On Gov. Janet Mills' first day in office, the Democratic governor directed Maine's Department of Health and Human Services to begin the implementation of the state's long-delayed Medicaid expansion initiative.
Mills signed Executive Order No. 1 on Jan. 3, which orders the Maine DHS to "swiftly and efficiently" begin the expansion initiative that former Republican Gov. Paul LePage spent nearly all of 2018 blocking from going into effect.
"More than a year ago, the people of Maine voted to expand Medicaid. Today, my Administration is taking the long-awaited steps to fulfill their will," Mills said in a statement.
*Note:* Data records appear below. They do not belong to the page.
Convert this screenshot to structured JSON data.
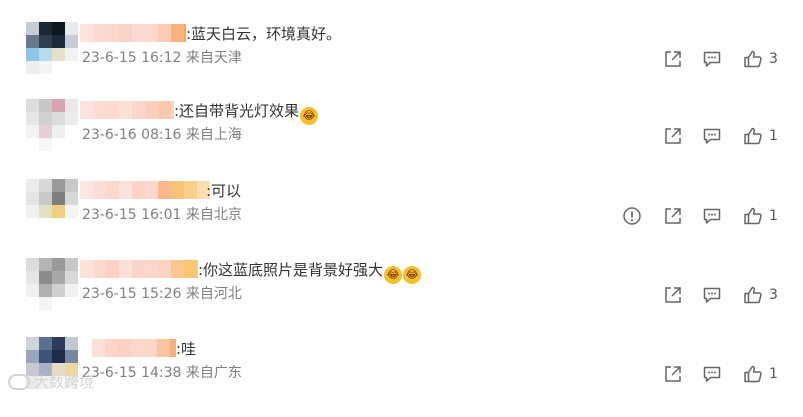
{
  "comments": [
    {
      "text": ":蓝天白云，环境真好。",
      "emojis": [],
      "date": "23-6-15 16:12",
      "location": "来自天津",
      "report": false,
      "likes": "3",
      "avatar": [
        "#c5ccd6",
        "#1b2836",
        "#0e1620",
        "#e8eaee",
        "#6a7a8c",
        "#2f3e50",
        "#1d2a38",
        "#c7cdd6",
        "#8fc6e6",
        "#b4dcef",
        "#e6e0c8",
        "#f2f2f2",
        "#eeeeee",
        "#f4f4f4",
        "#ffffff",
        "#ffffff"
      ],
      "name_colors": [
        "#fde3dc",
        "#fcd9d1",
        "#fdd7cd",
        "#fbd2c8",
        "#fcdad2",
        "#fdd9cf",
        "#fbcdb9",
        "#fbb27a",
        "#f9a84f",
        "#fbc76e",
        "#fdd98f"
      ]
    },
    {
      "text": ":还自带背光灯效果",
      "emojis": [
        "😂"
      ],
      "date": "23-6-16 08:16",
      "location": "来自上海",
      "report": false,
      "likes": "1",
      "avatar": [
        "#dcdcdc",
        "#c8c8c8",
        "#d6a4b2",
        "#e8e8e8",
        "#e6e6e6",
        "#d0d0d0",
        "#dcdcdc",
        "#ececec",
        "#f2f2f2",
        "#e4cfd6",
        "#efefef",
        "#ffffff",
        "#ffffff",
        "#f6f6f6",
        "#ffffff",
        "#ffffff"
      ],
      "name_colors": [
        "#fde4de",
        "#fcdcd5",
        "#fdd9cf",
        "#fde0d6",
        "#fcd6cb",
        "#fbcfbd",
        "#fbc9ad",
        "#fdd6b9",
        "#fbc089",
        "#fab16f",
        "#ffffff"
      ]
    },
    {
      "text": ":可以",
      "emojis": [],
      "date": "23-6-15 16:01",
      "location": "来自北京",
      "report": true,
      "likes": "1",
      "avatar": [
        "#ececec",
        "#d8d8d8",
        "#9a9a9a",
        "#c8c8c8",
        "#e4e4e4",
        "#c9c9c9",
        "#7e7e7e",
        "#d8d8d8",
        "#f0f0f0",
        "#e6e0c2",
        "#f0d080",
        "#f4f4f4",
        "#ffffff",
        "#ffffff",
        "#ffffff",
        "#ffffff"
      ],
      "name_colors": [
        "#fde6e0",
        "#fdded6",
        "#fcd8cd",
        "#fde2da",
        "#fcd3c4",
        "#fcd9cc",
        "#fbb98b",
        "#fac37a",
        "#fbd08d",
        "#fde0ac",
        "#ffffff"
      ]
    },
    {
      "text": ":你这蓝底照片是背景好强大",
      "emojis": [
        "😂",
        "😂"
      ],
      "date": "23-6-15 15:26",
      "location": "来自河北",
      "report": false,
      "likes": "3",
      "avatar": [
        "#dcdcdc",
        "#b4b4b4",
        "#9a9a9a",
        "#c8c8c8",
        "#e6e6e6",
        "#8c8c8c",
        "#a8a8a8",
        "#d8d8d8",
        "#f0f0f0",
        "#b0b0b0",
        "#cfcfcf",
        "#f0f0f0",
        "#ffffff",
        "#f4f4f4",
        "#ffffff",
        "#ffffff"
      ],
      "name_colors": [
        "#fde2da",
        "#fcd8cd",
        "#fdd2c5",
        "#fde0d6",
        "#fbd4c8",
        "#fcd7cb",
        "#fdd4c0",
        "#fbc78e",
        "#fbc573",
        "#fdd089",
        "#fdd9a0"
      ]
    },
    {
      "text": ":哇",
      "emojis": [],
      "date": "23-6-15 14:38",
      "location": "来自广东",
      "report": false,
      "likes": "1",
      "avatar": [
        "#d0d4dc",
        "#5a7090",
        "#2c3c5a",
        "#c0c8d4",
        "#9aa6ba",
        "#3e5478",
        "#1e2c48",
        "#7888a4",
        "#c8c8d0",
        "#a8b2c8",
        "#e4dcc8",
        "#f0d8a0",
        "#e8e8ec",
        "#f0f0f0",
        "#fafafa",
        "#f4f4f4"
      ],
      "name_colors": [
        "#fde0d8",
        "#fcd4c9",
        "#fbd1c4",
        "#fcd8cc",
        "#fdd6c8",
        "#fbc4a0",
        "#f8b075",
        "#ffffff",
        "#ffffff",
        "#ffffff",
        "#ffffff"
      ]
    }
  ],
  "icons": {
    "share": "share-icon",
    "reply": "comment-icon",
    "like": "thumbs-up-icon",
    "report": "report-icon"
  },
  "watermark": {
    "text": "大数跨境"
  }
}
The executive order requires the Maine DHS to adopt the rules of the expansion act by Feb. 1 and requests the earliest possible approval from the Centers for Medicare and Medicaid Services.
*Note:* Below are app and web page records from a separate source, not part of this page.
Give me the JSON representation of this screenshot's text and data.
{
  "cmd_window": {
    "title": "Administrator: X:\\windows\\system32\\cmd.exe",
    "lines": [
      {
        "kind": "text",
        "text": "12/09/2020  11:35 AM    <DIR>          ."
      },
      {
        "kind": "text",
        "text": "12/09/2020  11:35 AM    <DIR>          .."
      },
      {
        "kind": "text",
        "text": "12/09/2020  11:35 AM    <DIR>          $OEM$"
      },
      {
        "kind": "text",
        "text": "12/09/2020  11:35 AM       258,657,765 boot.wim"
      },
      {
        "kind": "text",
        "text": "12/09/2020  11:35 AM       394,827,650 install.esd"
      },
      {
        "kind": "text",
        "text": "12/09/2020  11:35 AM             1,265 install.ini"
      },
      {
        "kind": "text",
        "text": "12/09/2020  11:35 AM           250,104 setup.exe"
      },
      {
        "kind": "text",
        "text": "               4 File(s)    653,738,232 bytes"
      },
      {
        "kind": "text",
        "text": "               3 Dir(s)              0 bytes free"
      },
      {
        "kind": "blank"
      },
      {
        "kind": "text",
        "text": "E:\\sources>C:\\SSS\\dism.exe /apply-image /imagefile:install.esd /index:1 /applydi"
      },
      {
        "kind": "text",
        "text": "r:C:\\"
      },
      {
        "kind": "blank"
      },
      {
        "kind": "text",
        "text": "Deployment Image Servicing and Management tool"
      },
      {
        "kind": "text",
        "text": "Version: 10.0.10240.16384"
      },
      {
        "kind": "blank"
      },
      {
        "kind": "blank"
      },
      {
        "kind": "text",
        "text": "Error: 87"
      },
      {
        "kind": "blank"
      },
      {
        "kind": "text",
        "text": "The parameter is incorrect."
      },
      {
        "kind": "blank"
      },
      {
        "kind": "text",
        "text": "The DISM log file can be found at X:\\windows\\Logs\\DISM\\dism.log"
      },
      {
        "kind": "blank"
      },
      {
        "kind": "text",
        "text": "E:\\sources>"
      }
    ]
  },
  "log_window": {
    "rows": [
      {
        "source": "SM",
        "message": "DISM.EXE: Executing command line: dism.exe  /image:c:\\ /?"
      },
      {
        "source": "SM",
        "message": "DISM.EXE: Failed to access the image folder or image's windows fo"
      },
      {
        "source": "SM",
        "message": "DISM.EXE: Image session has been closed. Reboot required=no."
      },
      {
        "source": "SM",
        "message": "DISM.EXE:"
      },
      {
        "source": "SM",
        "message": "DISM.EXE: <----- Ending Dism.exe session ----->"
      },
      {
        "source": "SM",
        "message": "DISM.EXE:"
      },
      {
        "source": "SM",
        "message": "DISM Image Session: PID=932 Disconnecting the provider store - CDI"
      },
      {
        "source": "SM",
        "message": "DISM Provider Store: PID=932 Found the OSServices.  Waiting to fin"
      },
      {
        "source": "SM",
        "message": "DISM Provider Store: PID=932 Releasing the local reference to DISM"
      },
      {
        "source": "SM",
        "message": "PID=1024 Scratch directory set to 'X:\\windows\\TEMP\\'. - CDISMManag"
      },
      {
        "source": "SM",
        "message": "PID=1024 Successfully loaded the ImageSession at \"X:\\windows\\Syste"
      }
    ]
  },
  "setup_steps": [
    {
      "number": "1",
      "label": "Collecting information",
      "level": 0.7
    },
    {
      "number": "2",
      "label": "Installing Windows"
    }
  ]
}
In November 2017, Maine voters passed Medicaid expansion through a ballot initiative that made it to the ballot by a petition. Maine was the first state to adopt this strategy specifically for Medicaid expansion. The strategy was then successfully used by three more states in the 2018 midterm elections.
The initiative received nearly 60% of support from Maine voters, according to the Portland Press Herald. However, LePage blocked the initiative from taking effect throughout 2018, leading to Maine's Supreme Court ordering LePage to implement the plan. By the time LePage left office, the expansion had still not taken effect.
Medicaid expansion could extend coverage to more than 70,000 people in Maine.